- _What this task involves_:
Each record beneath this line should be returned exactly as it is.

───── Task material ─────

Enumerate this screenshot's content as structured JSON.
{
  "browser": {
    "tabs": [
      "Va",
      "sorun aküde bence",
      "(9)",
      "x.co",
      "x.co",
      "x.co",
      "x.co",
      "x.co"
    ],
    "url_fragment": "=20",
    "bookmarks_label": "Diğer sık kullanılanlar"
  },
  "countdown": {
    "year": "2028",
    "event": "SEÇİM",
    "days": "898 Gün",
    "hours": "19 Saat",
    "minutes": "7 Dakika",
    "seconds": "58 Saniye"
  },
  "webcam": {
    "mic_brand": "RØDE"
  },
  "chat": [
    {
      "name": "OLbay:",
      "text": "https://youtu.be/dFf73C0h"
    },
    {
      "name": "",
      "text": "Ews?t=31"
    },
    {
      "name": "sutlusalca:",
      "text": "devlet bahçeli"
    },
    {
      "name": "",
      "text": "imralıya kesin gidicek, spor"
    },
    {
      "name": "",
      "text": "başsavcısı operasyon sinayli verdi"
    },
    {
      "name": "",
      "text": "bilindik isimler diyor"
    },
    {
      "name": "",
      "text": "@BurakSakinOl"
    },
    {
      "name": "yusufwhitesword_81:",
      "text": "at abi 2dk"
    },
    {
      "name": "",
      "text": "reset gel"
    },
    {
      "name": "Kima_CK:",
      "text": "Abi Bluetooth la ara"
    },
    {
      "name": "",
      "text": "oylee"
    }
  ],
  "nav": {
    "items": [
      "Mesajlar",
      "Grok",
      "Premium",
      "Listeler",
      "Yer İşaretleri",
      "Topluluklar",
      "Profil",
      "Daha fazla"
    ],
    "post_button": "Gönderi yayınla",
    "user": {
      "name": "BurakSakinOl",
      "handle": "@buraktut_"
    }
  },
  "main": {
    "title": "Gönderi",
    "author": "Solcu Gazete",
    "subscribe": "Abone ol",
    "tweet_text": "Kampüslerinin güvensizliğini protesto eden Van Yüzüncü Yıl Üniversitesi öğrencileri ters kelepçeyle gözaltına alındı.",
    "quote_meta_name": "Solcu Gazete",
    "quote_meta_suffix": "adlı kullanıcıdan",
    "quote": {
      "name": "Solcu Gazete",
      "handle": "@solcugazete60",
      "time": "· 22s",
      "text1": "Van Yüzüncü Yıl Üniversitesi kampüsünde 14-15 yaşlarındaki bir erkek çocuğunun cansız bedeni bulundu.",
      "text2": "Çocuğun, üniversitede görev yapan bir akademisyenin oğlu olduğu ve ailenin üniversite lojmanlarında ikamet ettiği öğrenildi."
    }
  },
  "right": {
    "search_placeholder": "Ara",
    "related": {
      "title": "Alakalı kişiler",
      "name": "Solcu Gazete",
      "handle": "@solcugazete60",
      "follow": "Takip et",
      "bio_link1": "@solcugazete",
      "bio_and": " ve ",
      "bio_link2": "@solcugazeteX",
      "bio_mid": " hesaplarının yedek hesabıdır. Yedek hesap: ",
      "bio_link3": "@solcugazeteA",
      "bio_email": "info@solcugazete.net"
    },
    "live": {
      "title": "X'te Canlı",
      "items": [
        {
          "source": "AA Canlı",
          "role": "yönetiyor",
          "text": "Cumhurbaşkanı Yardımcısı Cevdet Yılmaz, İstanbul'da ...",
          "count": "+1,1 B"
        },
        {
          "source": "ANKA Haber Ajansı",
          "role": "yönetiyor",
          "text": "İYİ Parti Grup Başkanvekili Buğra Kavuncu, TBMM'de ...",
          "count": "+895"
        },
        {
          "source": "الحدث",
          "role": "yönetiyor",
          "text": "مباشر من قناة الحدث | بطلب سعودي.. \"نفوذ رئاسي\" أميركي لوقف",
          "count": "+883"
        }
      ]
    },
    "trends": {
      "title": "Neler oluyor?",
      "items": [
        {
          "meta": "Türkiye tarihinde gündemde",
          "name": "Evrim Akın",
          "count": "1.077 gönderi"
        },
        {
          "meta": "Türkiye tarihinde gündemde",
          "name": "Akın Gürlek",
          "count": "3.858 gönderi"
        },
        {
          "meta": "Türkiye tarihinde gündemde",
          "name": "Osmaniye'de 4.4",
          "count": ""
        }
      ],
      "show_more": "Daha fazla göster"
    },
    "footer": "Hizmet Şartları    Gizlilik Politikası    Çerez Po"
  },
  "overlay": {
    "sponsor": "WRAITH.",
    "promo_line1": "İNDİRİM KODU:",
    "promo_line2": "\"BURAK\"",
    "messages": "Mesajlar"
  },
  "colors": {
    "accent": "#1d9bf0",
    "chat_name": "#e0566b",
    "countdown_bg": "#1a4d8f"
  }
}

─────

- _Task response_:
Enumerate this screenshot's content as structured JSON.
{
  "browser": {
    "tabs": [
      "Va",
      "sorun aküde bence",
      "(9)",
      "x.co",
      "x.co",
      "x.co",
      "x.co",
      "x.co"
    ],
    "url_fragment": "=20",
    "bookmarks_label": "Diğer sık kullanılanlar"
  },
  "countdown": {
    "year": "2028",
    "event": "SEÇİM",
    "days": "898 Gün",
    "hours": "19 Saat",
    "minutes": "7 Dakika",
    "seconds": "58 Saniye"
  },
  "webcam": {
    "mic_brand": "RØDE"
  },
  "chat": [
    {
      "name": "OLbay:",
      "text": "https://youtu.be/dFf73C0h"
    },
    {
      "name": "",
      "text": "Ews?t=31"
    },
    {
      "name": "sutlusalca:",
      "text": "devlet bahçeli"
    },
    {
      "name": "",
      "text": "imralıya kesin gidicek, spor"
    },
    {
      "name": "",
      "text": "başsavcısı operasyon sinayli verdi"
    },
    {
      "name": "",
      "text": "bilindik isimler diyor"
    },
    {
      "name": "",
      "text": "@BurakSakinOl"
    },
    {
      "name": "yusufwhitesword_81:",
      "text": "at abi 2dk"
    },
    {
      "name": "",
      "text": "reset gel"
    },
    {
      "name": "Kima_CK:",
      "text": "Abi Bluetooth la ara"
    },
    {
      "name": "",
      "text": "oylee"
    }
  ],
  "nav": {
    "items": [
      "Mesajlar",
      "Grok",
      "Premium",
      "Listeler",
      "Yer İşaretleri",
      "Topluluklar",
      "Profil",
      "Daha fazla"
    ],
    "post_button": "Gönderi yayınla",
    "user": {
      "name": "BurakSakinOl",
      "handle": "@buraktut_"
    }
  },
  "main": {
    "title": "Gönderi",
    "author": "Solcu Gazete",
    "subscribe": "Abone ol",
    "tweet_text": "Kampüslerinin güvensizliğini protesto eden Van Yüzüncü Yıl Üniversitesi öğrencileri ters kelepçeyle gözaltına alındı.",
    "quote_meta_name": "Solcu Gazete",
    "quote_meta_suffix": "adlı kullanıcıdan",
    "quote": {
      "name": "Solcu Gazete",
      "handle": "@solcugazete60",
      "time": "· 22s",
      "text1": "Van Yüzüncü Yıl Üniversitesi kampüsünde 14-15 yaşlarındaki bir erkek çocuğunun cansız bedeni bulundu.",
      "text2": "Çocuğun, üniversitede görev yapan bir akademisyenin oğlu olduğu ve ailenin üniversite lojmanlarında ikamet ettiği öğrenildi."
    }
  },
  "right": {
    "search_placeholder": "Ara",
    "related": {
      "title": "Alakalı kişiler",
      "name": "Solcu Gazete",
      "handle": "@solcugazete60",
      "follow": "Takip et",
      "bio_link1": "@solcugazete",
      "bio_and": " ve ",
      "bio_link2": "@solcugazeteX",
      "bio_mid": " hesaplarının yedek hesabıdır. Yedek hesap: ",
      "bio_link3": "@solcugazeteA",
      "bio_email": "info@solcugazete.net"
    },
    "live": {
      "title": "X'te Canlı",
      "items": [
        {
          "source": "AA Canlı",
          "role": "yönetiyor",
          "text": "Cumhurbaşkanı Yardımcısı Cevdet Yılmaz, İstanbul'da ...",
          "count": "+1,1 B"
        },
        {
          "source": "ANKA Haber Ajansı",
          "role": "yönetiyor",
          "text": "İYİ Parti Grup Başkanvekili Buğra Kavuncu, TBMM'de ...",
          "count": "+895"
        },
        {
          "source": "الحدث",
          "role": "yönetiyor",
          "text": "مباشر من قناة الحدث | بطلب سعودي.. \"نفوذ رئاسي\" أميركي لوقف",
          "count": "+883"
        }
      ]
    },
    "trends": {
      "title": "Neler oluyor?",
      "items": [
        {
          "meta": "Türkiye tarihinde gündemde",
          "name": "Evrim Akın",
          "count": "1.077 gönderi"
        },
        {
          "meta": "Türkiye tarihinde gündemde",
          "name": "Akın Gürlek",
          "count": "3.858 gönderi"
        },
        {
          "meta": "Türkiye tarihinde gündemde",
          "name": "Osmaniye'de 4.4",
          "count": ""
        }
      ],
      "show_more": "Daha fazla göster"
    },
    "footer": "Hizmet Şartları    Gizlilik Politikası    Çerez Po"
  },
  "overlay": {
    "sponsor": "WRAITH.",
    "promo_line1": "İNDİRİM KODU:",
    "promo_line2": "\"BURAK\"",
    "messages": "Mesajlar"
  },
  "colors": {
    "accent": "#1d9bf0",
    "chat_name": "#e0566b",
    "countdown_bg": "#1a4d8f"
  }
}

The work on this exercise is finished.